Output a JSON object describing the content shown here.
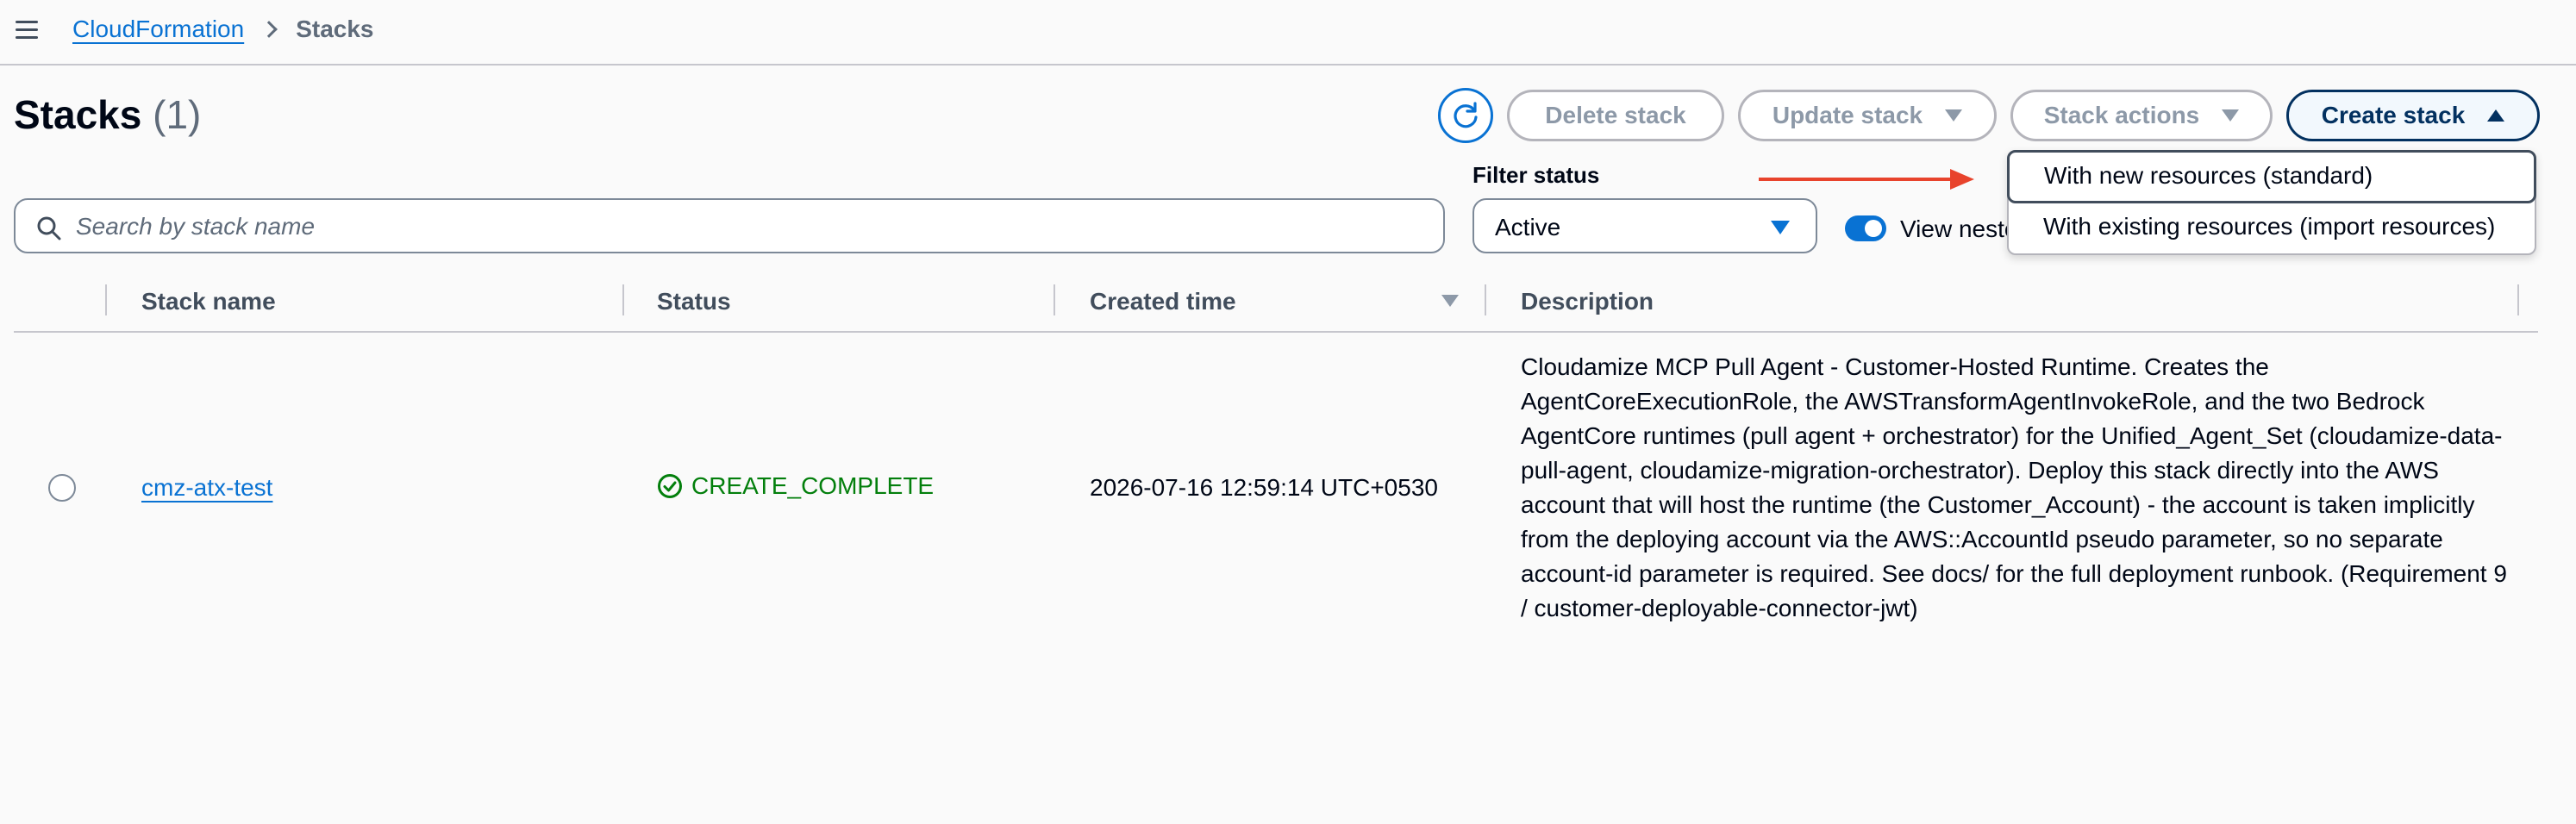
{
  "breadcrumb": {
    "service": "CloudFormation",
    "current": "Stacks"
  },
  "header": {
    "title": "Stacks",
    "count": "(1)"
  },
  "toolbar": {
    "delete_label": "Delete stack",
    "update_label": "Update stack",
    "actions_label": "Stack actions",
    "create_label": "Create stack"
  },
  "create_menu": {
    "items": [
      "With new resources (standard)",
      "With existing resources (import resources)"
    ]
  },
  "filter": {
    "search_placeholder": "Search by stack name",
    "status_label": "Filter status",
    "status_value": "Active",
    "toggle_label": "View nested",
    "toggle_on": true
  },
  "table": {
    "columns": [
      "Stack name",
      "Status",
      "Created time",
      "Description"
    ],
    "rows": [
      {
        "name": "cmz-atx-test",
        "status": "CREATE_COMPLETE",
        "created": "2026-07-16 12:59:14 UTC+0530",
        "description": "Cloudamize MCP Pull Agent - Customer-Hosted Runtime. Creates the AgentCoreExecutionRole, the AWSTransformAgentInvokeRole, and the two Bedrock AgentCore runtimes (pull agent + orchestrator) for the Unified_Agent_Set (cloudamize-data-pull-agent, cloudamize-migration-orchestrator). Deploy this stack directly into the AWS account that will host the runtime (the Customer_Account) - the account is taken implicitly from the deploying account via the AWS::AccountId pseudo parameter, so no separate account-id parameter is required. See docs/ for the full deployment runbook. (Requirement 9 / customer-deployable-connector-jwt)"
      }
    ]
  },
  "colors": {
    "accent": "#0972d3",
    "success": "#037f0c",
    "annotation_arrow": "#e8432c"
  },
  "icons": [
    "menu-icon",
    "chevron-right-icon",
    "refresh-icon",
    "search-icon",
    "caret-down-icon",
    "caret-up-icon",
    "check-circle-icon"
  ]
}
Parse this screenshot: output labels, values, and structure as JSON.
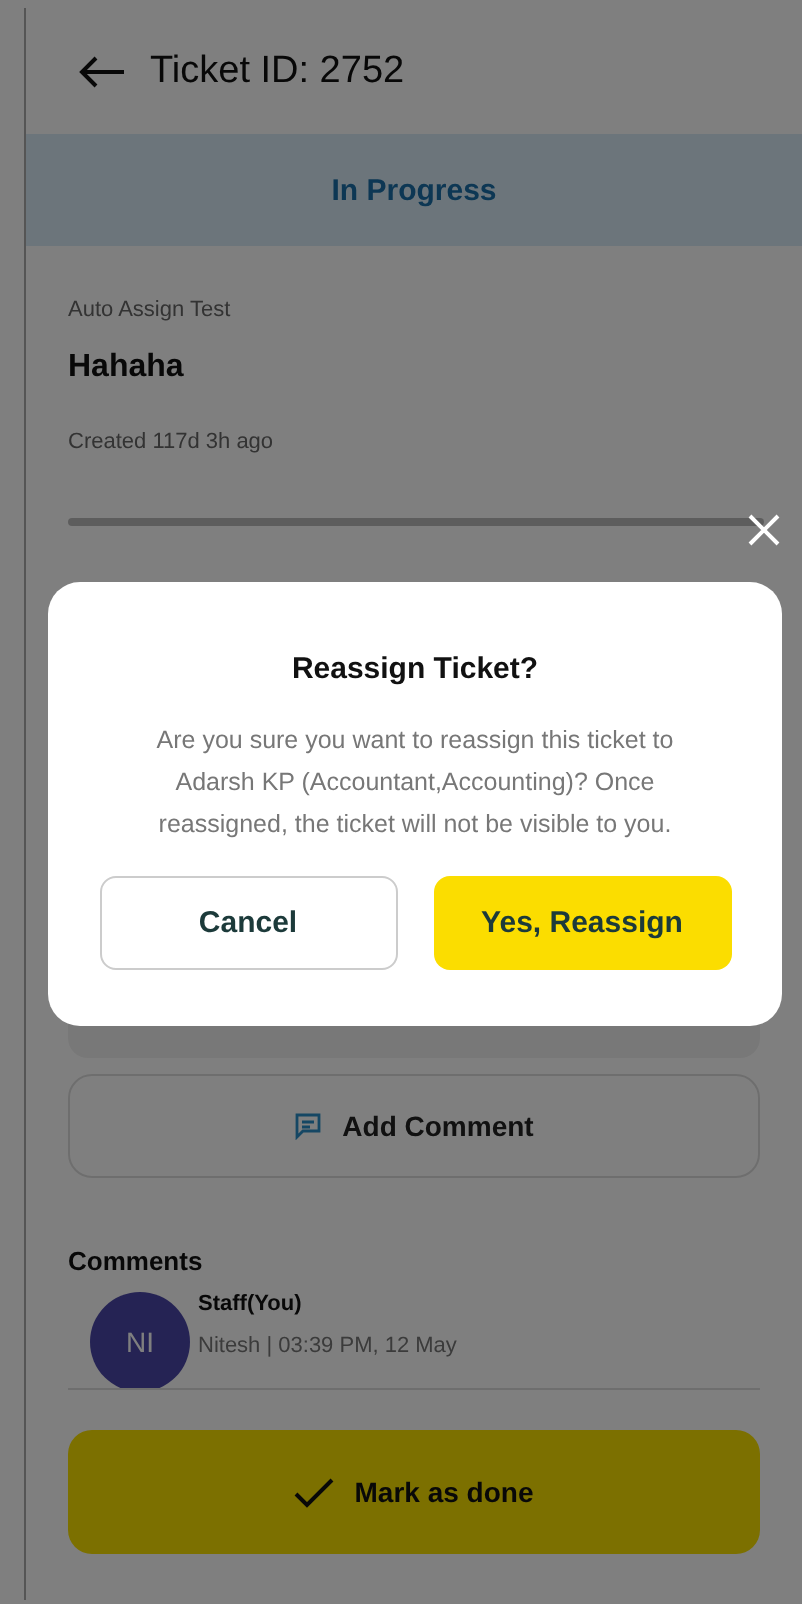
{
  "header": {
    "title": "Ticket ID: 2752"
  },
  "status": {
    "label": "In Progress"
  },
  "ticket": {
    "category": "Auto Assign Test",
    "title": "Hahaha",
    "created": "Created 117d 3h ago"
  },
  "add_comment": {
    "label": "Add Comment"
  },
  "comments": {
    "heading": "Comments",
    "items": [
      {
        "initials": "NI",
        "author": "Staff(You)",
        "meta": "Nitesh | 03:39 PM, 12 May"
      }
    ]
  },
  "mark_done": {
    "label": "Mark as done"
  },
  "dialog": {
    "title": "Reassign Ticket?",
    "message": "Are you sure you want to reassign this ticket to Adarsh KP (Accountant,Accounting)? Once reassigned, the ticket will not be visible to you.",
    "buttons": [
      {
        "label": "Cancel",
        "kind": "secondary"
      },
      {
        "label": "Yes, Reassign",
        "kind": "primary"
      }
    ]
  }
}
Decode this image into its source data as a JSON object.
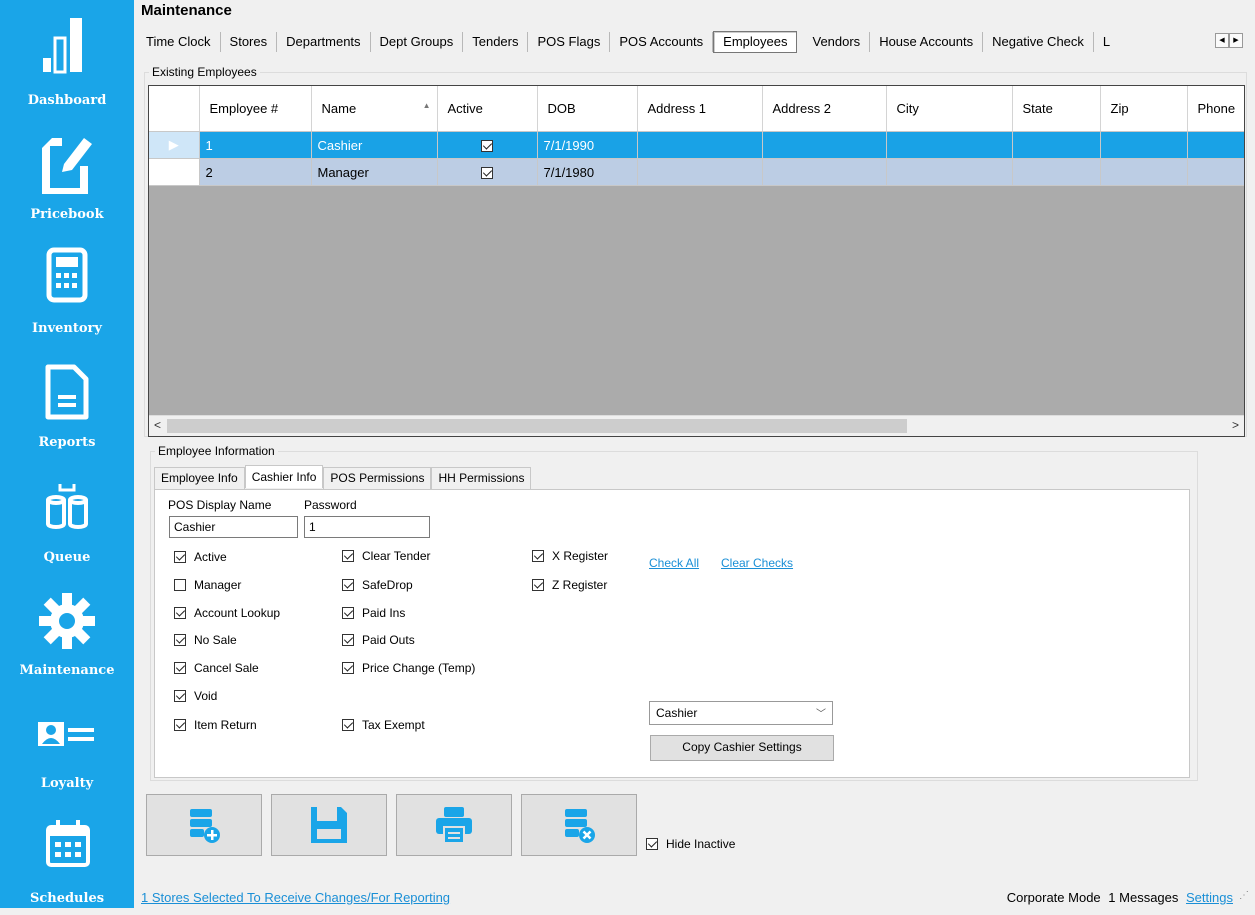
{
  "sidebar": {
    "items": [
      {
        "label": "Dashboard",
        "icon": "bar-chart-icon"
      },
      {
        "label": "Pricebook",
        "icon": "edit-document-icon"
      },
      {
        "label": "Inventory",
        "icon": "calculator-icon"
      },
      {
        "label": "Reports",
        "icon": "report-document-icon"
      },
      {
        "label": "Queue",
        "icon": "database-queue-icon"
      },
      {
        "label": "Maintenance",
        "icon": "gear-icon"
      },
      {
        "label": "Loyalty",
        "icon": "id-card-icon"
      },
      {
        "label": "Schedules",
        "icon": "calendar-icon"
      }
    ]
  },
  "page": {
    "title": "Maintenance"
  },
  "tabs": [
    "Time Clock",
    "Stores",
    "Departments",
    "Dept Groups",
    "Tenders",
    "POS Flags",
    "POS Accounts",
    "Employees",
    "Vendors",
    "House Accounts",
    "Negative Check",
    "L"
  ],
  "active_tab": "Employees",
  "employees": {
    "legend": "Existing Employees",
    "columns": [
      "Employee #",
      "Name",
      "Active",
      "DOB",
      "Address 1",
      "Address 2",
      "City",
      "State",
      "Zip",
      "Phone"
    ],
    "sorted_column": "Name",
    "rows": [
      {
        "num": "1",
        "name": "Cashier",
        "active": true,
        "dob": "7/1/1990",
        "addr1": "",
        "addr2": "",
        "city": "",
        "state": "",
        "zip": "",
        "phone": ""
      },
      {
        "num": "2",
        "name": "Manager",
        "active": true,
        "dob": "7/1/1980",
        "addr1": "",
        "addr2": "",
        "city": "",
        "state": "",
        "zip": "",
        "phone": ""
      }
    ]
  },
  "info": {
    "legend": "Employee Information",
    "tabs": [
      "Employee Info",
      "Cashier Info",
      "POS Permissions",
      "HH Permissions"
    ],
    "active_tab": "Cashier Info",
    "pos_display_name_label": "POS Display Name",
    "pos_display_name": "Cashier",
    "password_label": "Password",
    "password": "1",
    "perms_col1": [
      {
        "label": "Active",
        "checked": true
      },
      {
        "label": "Manager",
        "checked": false
      },
      {
        "label": "Account Lookup",
        "checked": true
      },
      {
        "label": "No Sale",
        "checked": true
      },
      {
        "label": "Cancel Sale",
        "checked": true
      },
      {
        "label": "Void",
        "checked": true
      },
      {
        "label": "Item Return",
        "checked": true
      }
    ],
    "perms_col2": [
      {
        "label": "Clear Tender",
        "checked": true
      },
      {
        "label": "SafeDrop",
        "checked": true
      },
      {
        "label": "Paid Ins",
        "checked": true
      },
      {
        "label": "Paid Outs",
        "checked": true
      },
      {
        "label": "Price Change (Temp)",
        "checked": true
      },
      {
        "label": "Tax Exempt",
        "checked": true
      }
    ],
    "perms_col3": [
      {
        "label": "X Register",
        "checked": true
      },
      {
        "label": "Z Register",
        "checked": true
      }
    ],
    "check_all": "Check All",
    "clear_checks": "Clear Checks",
    "copy_from_value": "Cashier",
    "copy_button": "Copy Cashier Settings"
  },
  "actions": {
    "buttons": [
      "add-record-icon",
      "save-icon",
      "print-icon",
      "delete-record-icon"
    ],
    "hide_inactive_label": "Hide Inactive",
    "hide_inactive_checked": true
  },
  "status": {
    "stores_link": "1 Stores Selected To Receive Changes/For Reporting",
    "mode": "Corporate Mode",
    "messages": "1 Messages",
    "settings": "Settings"
  },
  "colors": {
    "sidebar": "#1aa5e8",
    "selected_row": "#19a2e6",
    "alt_row": "#bccde4",
    "link": "#1a8fd6"
  }
}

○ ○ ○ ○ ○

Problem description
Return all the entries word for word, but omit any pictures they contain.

Response
Output a JSON object describing the content shown here.
{
  "breadcrumb": {
    "service": "CloudFormation",
    "current": "Stacks"
  },
  "header": {
    "title": "Stacks",
    "count": "(1)"
  },
  "toolbar": {
    "delete_label": "Delete stack",
    "update_label": "Update stack",
    "actions_label": "Stack actions",
    "create_label": "Create stack"
  },
  "create_menu": {
    "items": [
      "With new resources (standard)",
      "With existing resources (import resources)"
    ]
  },
  "filter": {
    "search_placeholder": "Search by stack name",
    "status_label": "Filter status",
    "status_value": "Active",
    "toggle_label": "View nested",
    "toggle_on": true
  },
  "table": {
    "columns": [
      "Stack name",
      "Status",
      "Created time",
      "Description"
    ],
    "rows": [
      {
        "name": "cmz-atx-test",
        "status": "CREATE_COMPLETE",
        "created": "2026-07-16 12:59:14 UTC+0530",
        "description": "Cloudamize MCP Pull Agent - Customer-Hosted Runtime. Creates the AgentCoreExecutionRole, the AWSTransformAgentInvokeRole, and the two Bedrock AgentCore runtimes (pull agent + orchestrator) for the Unified_Agent_Set (cloudamize-data-pull-agent, cloudamize-migration-orchestrator). Deploy this stack directly into the AWS account that will host the runtime (the Customer_Account) - the account is taken implicitly from the deploying account via the AWS::AccountId pseudo parameter, so no separate account-id parameter is required. See docs/ for the full deployment runbook. (Requirement 9 / customer-deployable-connector-jwt)"
      }
    ]
  },
  "colors": {
    "accent": "#0972d3",
    "success": "#037f0c",
    "annotation_arrow": "#e8432c"
  },
  "icons": [
    "menu-icon",
    "chevron-right-icon",
    "refresh-icon",
    "search-icon",
    "caret-down-icon",
    "caret-up-icon",
    "check-circle-icon"
  ]
}
Parse this screenshot: output labels, values, and structure as JSON.
{
  "header": {
    "title": "Ticket ID: 2752"
  },
  "status": {
    "label": "In Progress"
  },
  "ticket": {
    "category": "Auto Assign Test",
    "title": "Hahaha",
    "created": "Created 117d 3h ago"
  },
  "add_comment": {
    "label": "Add Comment"
  },
  "comments": {
    "heading": "Comments",
    "items": [
      {
        "initials": "NI",
        "author": "Staff(You)",
        "meta": "Nitesh | 03:39 PM, 12 May"
      }
    ]
  },
  "mark_done": {
    "label": "Mark as done"
  },
  "dialog": {
    "title": "Reassign Ticket?",
    "message": "Are you sure you want to reassign this ticket to Adarsh KP (Accountant,Accounting)? Once reassigned, the ticket will not be visible to you.",
    "buttons": [
      {
        "label": "Cancel",
        "kind": "secondary"
      },
      {
        "label": "Yes, Reassign",
        "kind": "primary"
      }
    ]
  }
}
Decode this image into its source data as a JSON object.
{
  "sidebar": {
    "items": [
      {
        "label": "Dashboard",
        "icon": "bar-chart-icon"
      },
      {
        "label": "Pricebook",
        "icon": "edit-document-icon"
      },
      {
        "label": "Inventory",
        "icon": "calculator-icon"
      },
      {
        "label": "Reports",
        "icon": "report-document-icon"
      },
      {
        "label": "Queue",
        "icon": "database-queue-icon"
      },
      {
        "label": "Maintenance",
        "icon": "gear-icon"
      },
      {
        "label": "Loyalty",
        "icon": "id-card-icon"
      },
      {
        "label": "Schedules",
        "icon": "calendar-icon"
      }
    ]
  },
  "page": {
    "title": "Maintenance"
  },
  "tabs": [
    "Time Clock",
    "Stores",
    "Departments",
    "Dept Groups",
    "Tenders",
    "POS Flags",
    "POS Accounts",
    "Employees",
    "Vendors",
    "House Accounts",
    "Negative Check",
    "L"
  ],
  "active_tab": "Employees",
  "employees": {
    "legend": "Existing Employees",
    "columns": [
      "Employee #",
      "Name",
      "Active",
      "DOB",
      "Address 1",
      "Address 2",
      "City",
      "State",
      "Zip",
      "Phone"
    ],
    "sorted_column": "Name",
    "rows": [
      {
        "num": "1",
        "name": "Cashier",
        "active": true,
        "dob": "7/1/1990",
        "addr1": "",
        "addr2": "",
        "city": "",
        "state": "",
        "zip": "",
        "phone": ""
      },
      {
        "num": "2",
        "name": "Manager",
        "active": true,
        "dob": "7/1/1980",
        "addr1": "",
        "addr2": "",
        "city": "",
        "state": "",
        "zip": "",
        "phone": ""
      }
    ]
  },
  "info": {
    "legend": "Employee Information",
    "tabs": [
      "Employee Info",
      "Cashier Info",
      "POS Permissions",
      "HH Permissions"
    ],
    "active_tab": "Cashier Info",
    "pos_display_name_label": "POS Display Name",
    "pos_display_name": "Cashier",
    "password_label": "Password",
    "password": "1",
    "perms_col1": [
      {
        "label": "Active",
        "checked": true
      },
      {
        "label": "Manager",
        "checked": false
      },
      {
        "label": "Account Lookup",
        "checked": true
      },
      {
        "label": "No Sale",
        "checked": true
      },
      {
        "label": "Cancel Sale",
        "checked": true
      },
      {
        "label": "Void",
        "checked": true
      },
      {
        "label": "Item Return",
        "checked": true
      }
    ],
    "perms_col2": [
      {
        "label": "Clear Tender",
        "checked": true
      },
      {
        "label": "SafeDrop",
        "checked": true
      },
      {
        "label": "Paid Ins",
        "checked": true
      },
      {
        "label": "Paid Outs",
        "checked": true
      },
      {
        "label": "Price Change (Temp)",
        "checked": true
      },
      {
        "label": "Tax Exempt",
        "checked": true
      }
    ],
    "perms_col3": [
      {
        "label": "X Register",
        "checked": true
      },
      {
        "label": "Z Register",
        "checked": true
      }
    ],
    "check_all": "Check All",
    "clear_checks": "Clear Checks",
    "copy_from_value": "Cashier",
    "copy_button": "Copy Cashier Settings"
  },
  "actions": {
    "buttons": [
      "add-record-icon",
      "save-icon",
      "print-icon",
      "delete-record-icon"
    ],
    "hide_inactive_label": "Hide Inactive",
    "hide_inactive_checked": true
  },
  "status": {
    "stores_link": "1 Stores Selected To Receive Changes/For Reporting",
    "mode": "Corporate Mode",
    "messages": "1 Messages",
    "settings": "Settings"
  },
  "colors": {
    "sidebar": "#1aa5e8",
    "selected_row": "#19a2e6",
    "alt_row": "#bccde4",
    "link": "#1a8fd6"
  }
}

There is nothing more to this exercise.